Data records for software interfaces
▬▬▬▬▬▬

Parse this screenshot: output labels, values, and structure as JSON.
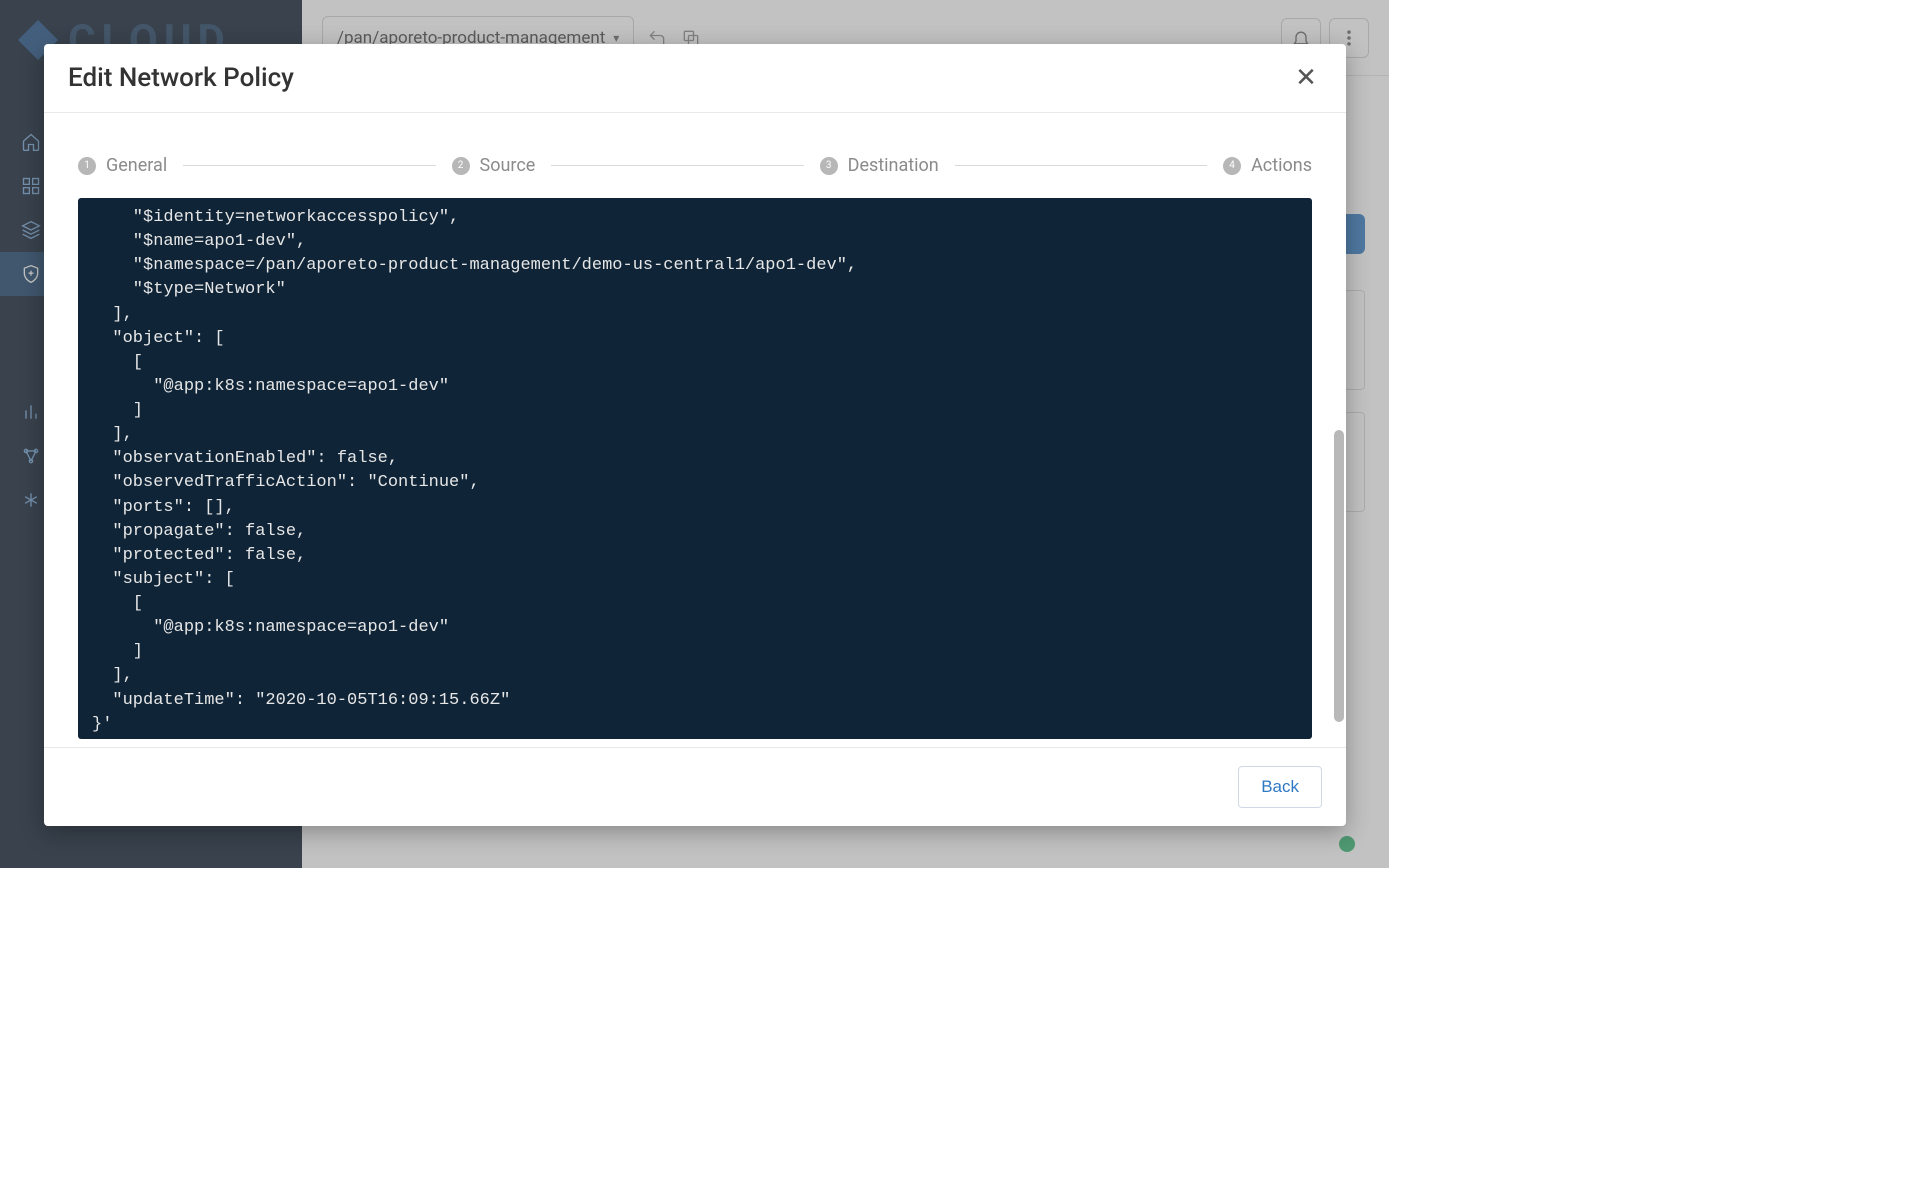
{
  "topbar": {
    "breadcrumb": "/pan/aporeto-product-management"
  },
  "sidebar": {
    "logo_text": "CLOUD"
  },
  "modal": {
    "title": "Edit Network Policy",
    "steps": [
      {
        "num": "1",
        "label": "General"
      },
      {
        "num": "2",
        "label": "Source"
      },
      {
        "num": "3",
        "label": "Destination"
      },
      {
        "num": "4",
        "label": "Actions"
      }
    ],
    "code": "    \"$identity=networkaccesspolicy\",\n    \"$name=apo1-dev\",\n    \"$namespace=/pan/aporeto-product-management/demo-us-central1/apo1-dev\",\n    \"$type=Network\"\n  ],\n  \"object\": [\n    [\n      \"@app:k8s:namespace=apo1-dev\"\n    ]\n  ],\n  \"observationEnabled\": false,\n  \"observedTrafficAction\": \"Continue\",\n  \"ports\": [],\n  \"propagate\": false,\n  \"protected\": false,\n  \"subject\": [\n    [\n      \"@app:k8s:namespace=apo1-dev\"\n    ]\n  ],\n  \"updateTime\": \"2020-10-05T16:09:15.66Z\"\n}'",
    "back_label": "Back"
  }
}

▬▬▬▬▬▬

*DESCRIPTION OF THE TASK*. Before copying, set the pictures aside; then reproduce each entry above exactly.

*REPLY*.
Parse this screenshot: output labels, values, and structure as JSON.
{
  "topbar": {
    "breadcrumb": "/pan/aporeto-product-management"
  },
  "sidebar": {
    "logo_text": "CLOUD"
  },
  "modal": {
    "title": "Edit Network Policy",
    "steps": [
      {
        "num": "1",
        "label": "General"
      },
      {
        "num": "2",
        "label": "Source"
      },
      {
        "num": "3",
        "label": "Destination"
      },
      {
        "num": "4",
        "label": "Actions"
      }
    ],
    "code": "    \"$identity=networkaccesspolicy\",\n    \"$name=apo1-dev\",\n    \"$namespace=/pan/aporeto-product-management/demo-us-central1/apo1-dev\",\n    \"$type=Network\"\n  ],\n  \"object\": [\n    [\n      \"@app:k8s:namespace=apo1-dev\"\n    ]\n  ],\n  \"observationEnabled\": false,\n  \"observedTrafficAction\": \"Continue\",\n  \"ports\": [],\n  \"propagate\": false,\n  \"protected\": false,\n  \"subject\": [\n    [\n      \"@app:k8s:namespace=apo1-dev\"\n    ]\n  ],\n  \"updateTime\": \"2020-10-05T16:09:15.66Z\"\n}'",
    "back_label": "Back"
  }
}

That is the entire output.